Step off Pilates, powerlifting is the new fitness trend du jour. It’s part of the social wave for women to be athletic and strong, instead of making ourselves as tiny as is humanly possible. But women aren’t the only ones who’ve taken a shine to the dead lift. Girls as young as 5 are hoisting barbells more than twice their weight, breaking world records, garnering legions of fans on social media (#KidsWhoPowerLift) and launching their own fitness brands along the way. This got me thinking about—what else—small and micro-cap stocks and their potential to “powerlift”— far in excess to their relatively puny size.
Earlier this year, I had the pleasure of attending the annual Ben Graham Centre’s Value Investing Conference in Toronto. One of the highlights was a presentation by Elizabeth Lily, founder and president of Crocus Hill Partners in St. Paul, Minnesota, which she founded in 2017. Lily, who has worked with Warren Buffett, and is, like him, a value investor, focuses on small and micro-cap companies based in the United States.

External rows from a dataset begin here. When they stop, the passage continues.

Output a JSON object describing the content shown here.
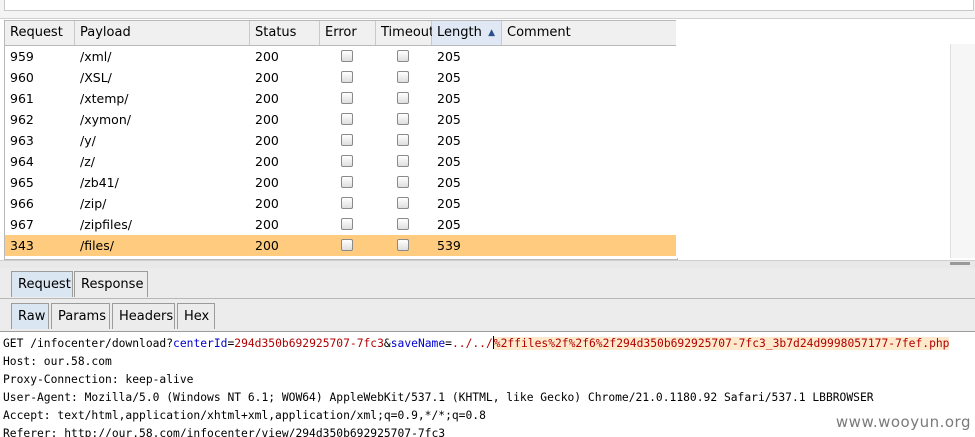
{
  "columns": {
    "request": "Request",
    "payload": "Payload",
    "status": "Status",
    "error": "Error",
    "timeout": "Timeout",
    "length": "Length",
    "comment": "Comment"
  },
  "rows": [
    {
      "request": "959",
      "payload": "/xml/",
      "status": "200",
      "length": "205"
    },
    {
      "request": "960",
      "payload": "/XSL/",
      "status": "200",
      "length": "205"
    },
    {
      "request": "961",
      "payload": "/xtemp/",
      "status": "200",
      "length": "205"
    },
    {
      "request": "962",
      "payload": "/xymon/",
      "status": "200",
      "length": "205"
    },
    {
      "request": "963",
      "payload": "/y/",
      "status": "200",
      "length": "205"
    },
    {
      "request": "964",
      "payload": "/z/",
      "status": "200",
      "length": "205"
    },
    {
      "request": "965",
      "payload": "/zb41/",
      "status": "200",
      "length": "205"
    },
    {
      "request": "966",
      "payload": "/zip/",
      "status": "200",
      "length": "205"
    },
    {
      "request": "967",
      "payload": "/zipfiles/",
      "status": "200",
      "length": "205"
    },
    {
      "request": "343",
      "payload": "/files/",
      "status": "200",
      "length": "539"
    }
  ],
  "main_tabs": {
    "request": "Request",
    "response": "Response"
  },
  "sub_tabs": {
    "raw": "Raw",
    "params": "Params",
    "headers": "Headers",
    "hex": "Hex"
  },
  "raw": {
    "method_path": "GET /infocenter/download?",
    "p1_key": "centerId",
    "p1_val": "294d350b692925707-7fc3",
    "amp": "&",
    "p2_key": "saveName",
    "p2_val_a": "../../",
    "p2_val_b": "%2ffiles%2f%2f6%2f294d350b692925707-7fc3_3b7d24d9998057177-7fef.php",
    "lines": [
      "Host: our.58.com",
      "Proxy-Connection: keep-alive",
      "User-Agent: Mozilla/5.0 (Windows NT 6.1; WOW64) AppleWebKit/537.1 (KHTML, like Gecko) Chrome/21.0.1180.92 Safari/537.1 LBBROWSER",
      "Accept: text/html,application/xhtml+xml,application/xml;q=0.9,*/*;q=0.8",
      "Referer: http://our.58.com/infocenter/view/294d350b692925707-7fc3"
    ]
  },
  "watermark": "www.wooyun.org",
  "colors": {
    "selected_row": "#ffcc7f",
    "param_key": "#0000d0",
    "param_value": "#b00000"
  }
}
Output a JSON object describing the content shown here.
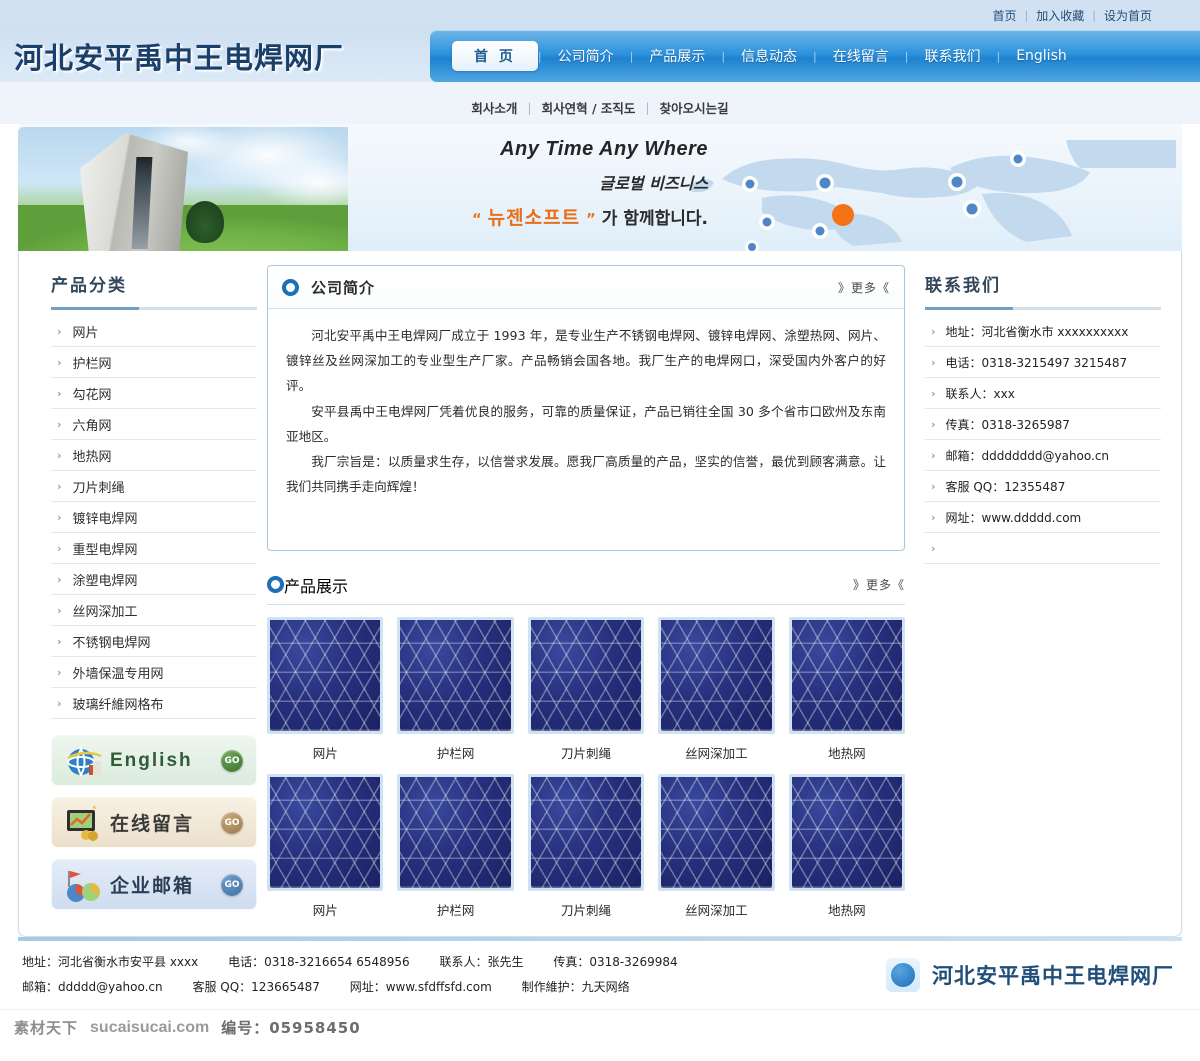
{
  "toplinks": [
    {
      "label": "首页"
    },
    {
      "label": "加入收藏"
    },
    {
      "label": "设为首页"
    }
  ],
  "header": {
    "logo_text": "河北安平禹中王电焊网厂",
    "nav": [
      {
        "label": "首 页",
        "active": true
      },
      {
        "label": "公司简介",
        "active": false
      },
      {
        "label": "产品展示",
        "active": false
      },
      {
        "label": "信息动态",
        "active": false
      },
      {
        "label": "在线留言",
        "active": false
      },
      {
        "label": "联系我们",
        "active": false
      },
      {
        "label": "English",
        "active": false
      }
    ]
  },
  "subnav": [
    {
      "label": "회사소개"
    },
    {
      "label": "회사연혁 / 조직도"
    },
    {
      "label": "찾아오시는길"
    }
  ],
  "banner": {
    "line1": "Any Time Any Where",
    "line2": "글로벌 비즈니스",
    "quote_open": "“",
    "brand": "뉴젠소프트",
    "quote_close": "”",
    "line3_tail": "가 함께합니다.",
    "accent_color": "#e8701a",
    "map_marker_color": "#f47316"
  },
  "sidebar": {
    "title": "产品分类",
    "categories": [
      {
        "label": "网片"
      },
      {
        "label": "护栏网"
      },
      {
        "label": "勾花网"
      },
      {
        "label": "六角网"
      },
      {
        "label": "地热网"
      },
      {
        "label": "刀片刺绳"
      },
      {
        "label": "镀锌电焊网"
      },
      {
        "label": "重型电焊网"
      },
      {
        "label": "涂塑电焊网"
      },
      {
        "label": "丝网深加工"
      },
      {
        "label": "不锈钢电焊网"
      },
      {
        "label": "外墙保温专用网"
      },
      {
        "label": "玻璃纤維网格布"
      }
    ],
    "buttons": [
      {
        "label": "English",
        "go": "GO",
        "theme": "green"
      },
      {
        "label": "在线留言",
        "go": "GO",
        "theme": "tan"
      },
      {
        "label": "企业邮箱",
        "go": "GO",
        "theme": "blue"
      }
    ]
  },
  "about": {
    "title": "公司简介",
    "more": "》更多《",
    "paragraphs": [
      "河北安平禹中王电焊网厂成立于 1993 年，是专业生产不锈钢电焊网、镀锌电焊网、涂塑热网、网片、镀锌丝及丝网深加工的专业型生产厂家。产品畅销会国各地。我厂生产的电焊网口，深受国内外客户的好评。",
      "安平县禹中王电焊网厂凭着优良的服务，可靠的质量保证，产品已销往全国 30 多个省市口欧州及东南亚地区。",
      "我厂宗旨是：以质量求生存，以信誉求发展。愿我厂高质量的产品，坚实的信誉，最优到顾客满意。让我们共同携手走向辉煌！"
    ]
  },
  "products": {
    "title": "产品展示",
    "more": "》更多《",
    "row1": [
      {
        "caption": "网片"
      },
      {
        "caption": "护栏网"
      },
      {
        "caption": "刀片刺绳"
      },
      {
        "caption": "丝网深加工"
      },
      {
        "caption": "地热网"
      }
    ],
    "row2": [
      {
        "caption": "网片"
      },
      {
        "caption": "护栏网"
      },
      {
        "caption": "刀片刺绳"
      },
      {
        "caption": "丝网深加工"
      },
      {
        "caption": "地热网"
      }
    ]
  },
  "contact": {
    "title": "联系我们",
    "items": [
      {
        "label": "地址：河北省衡水市 xxxxxxxxxx"
      },
      {
        "label": "电话：0318-3215497  3215487"
      },
      {
        "label": "联系人：xxx"
      },
      {
        "label": "传真：0318-3265987"
      },
      {
        "label": "邮箱：dddddddd@yahoo.cn"
      },
      {
        "label": "客服 QQ：12355487"
      },
      {
        "label": "网址：www.ddddd.com"
      },
      {
        "label": ""
      }
    ]
  },
  "footer": {
    "line1": {
      "address": "地址：河北省衡水市安平县 xxxx",
      "phone": "电话：0318-3216654  6548956",
      "person": "联系人：张先生",
      "fax": "传真：0318-3269984"
    },
    "line2": {
      "email": "邮箱：ddddd@yahoo.cn",
      "qq": "客服 QQ：123665487",
      "site": "网址：www.sfdffsfd.com",
      "maker": "制作維护：九天网络"
    },
    "logo_text": "河北安平禹中王电焊网厂"
  },
  "watermark": {
    "cn": "素材天下",
    "url": "sucaisucai.com",
    "no": "编号：05958450"
  }
}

“Small caps have an above-average probability of swooning rather than soaring.”
Fair warning: Small and micro-cap investing is not for the faint-of-heart. Most of these companies— with capitalizations anywhere from $300-million to $2-billion—are ignored by portfolio managers and sell-side analysts. They are just too small and too volatile to be on their radar and few professional investors are willing to risk their careers by including too many of them in their portfolios. After all, small caps have an above-average probability of swooning rather than soaring. Still, for those like Lily who are willing to do their homework, the rewards are compelling.
“The companies that I buy are rarely covered by Wall Street analysts and they tend to have lower valuations which means that they’re likely to outperform over the long-term,” she says.
Unlike passively buying the market through an index fund or ETF, small cap investors need to follow the individual businesses more closely. Since many of these companies are off-the-radar, it’s a hurdle to get information on them. Hence, many investors won’t put in the time to visit the company, sift through their financial reports, interview management, customers and suppliers. This leaves the field open to those who will. And, it’s a far less crowded trade than buying Google or Procter and Gamble.
“There are a number of misconceptions about small cap stocks.”
There are a number of misconceptions about small cap stocks. For starters, many people believe that small companies carry a lot of debt. According to Lily, many small companies are well funded, and, like their mid-to-large size brethren, they pay dividends and buyback shares on a regular basis.
Another misconception is that small cap stocks can remain undervalued for a very long time. This may be true for some very small, family-owned enterprises but small companies that have activist investors or private equity investors are often under pressure to release value back to investors in a timely fashion by either rolling up competitors who are additive to the bottom line, or by being bought out.
According to Lily, here are 5 key points to keep in mind for small cap investors:
- Rising interest rates and small caps: Because small companies are more leveraged to the business cycle, their revenues tend to increase during periods of rising inflation.
- Volatility and small caps: Rapid stock price changes can scare investors away. Those who can take advantage of dramatic price swings can gain excess returns well above the benchmark.
- Time horizon and small caps: As with most investing, having a longer-term time horizon is an edge for investors. Small caps can remain undervalued (and unloved) for long periods of time before their true value is released in a spectacular fashion.
- Popularity and small caps: Because small companies live under-the-radar, investors need to be willing to take a contrarian position to the herd that rushes into the popular names that appear frequently in the business media. It’s good to remember that many successful companies operate outside of the limelight.
- Catalysts and small caps: To surface value, small caps need a catalyst. This could be anything from a change of management, opening new business markets or products, industry consolidation, or even choosing to go private.
As always with investing, it’s important to know what you want to achieve financially and how much risk you’re comfortable with. Small caps, though appealing to some, are not for everyone. Ask yourself, “Is a small my tall?